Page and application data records

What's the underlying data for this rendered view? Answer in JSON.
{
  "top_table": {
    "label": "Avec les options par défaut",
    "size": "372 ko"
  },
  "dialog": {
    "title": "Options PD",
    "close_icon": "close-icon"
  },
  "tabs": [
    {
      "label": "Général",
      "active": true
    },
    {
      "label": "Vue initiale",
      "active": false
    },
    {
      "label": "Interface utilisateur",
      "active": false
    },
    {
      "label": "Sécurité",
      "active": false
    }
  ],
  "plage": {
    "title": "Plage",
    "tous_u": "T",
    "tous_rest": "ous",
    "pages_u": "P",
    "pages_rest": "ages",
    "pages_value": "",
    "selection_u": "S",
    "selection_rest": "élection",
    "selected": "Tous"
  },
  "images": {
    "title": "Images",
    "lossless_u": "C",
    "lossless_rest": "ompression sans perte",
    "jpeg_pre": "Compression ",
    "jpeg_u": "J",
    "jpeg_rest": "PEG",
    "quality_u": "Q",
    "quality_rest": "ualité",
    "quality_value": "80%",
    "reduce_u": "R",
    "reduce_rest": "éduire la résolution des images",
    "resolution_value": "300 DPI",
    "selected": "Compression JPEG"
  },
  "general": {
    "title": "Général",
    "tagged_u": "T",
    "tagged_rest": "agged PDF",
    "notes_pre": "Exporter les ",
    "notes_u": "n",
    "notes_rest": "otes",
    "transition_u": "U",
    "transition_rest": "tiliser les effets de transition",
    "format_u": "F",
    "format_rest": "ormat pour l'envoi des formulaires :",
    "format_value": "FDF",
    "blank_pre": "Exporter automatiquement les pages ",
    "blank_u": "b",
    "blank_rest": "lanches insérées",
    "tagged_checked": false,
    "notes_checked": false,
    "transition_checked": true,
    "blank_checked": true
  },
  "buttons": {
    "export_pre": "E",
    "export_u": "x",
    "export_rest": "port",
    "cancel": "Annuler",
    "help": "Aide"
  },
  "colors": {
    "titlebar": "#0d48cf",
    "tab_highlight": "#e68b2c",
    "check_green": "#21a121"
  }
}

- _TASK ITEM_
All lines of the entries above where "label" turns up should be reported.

- _OUTPUT FOR THIS EXERCISE_
    "label": "Avec les options par défaut",
      "label": "Général",
      "label": "Vue initiale",
      "label": "Interface utilisateur",
      "label": "Sécurité",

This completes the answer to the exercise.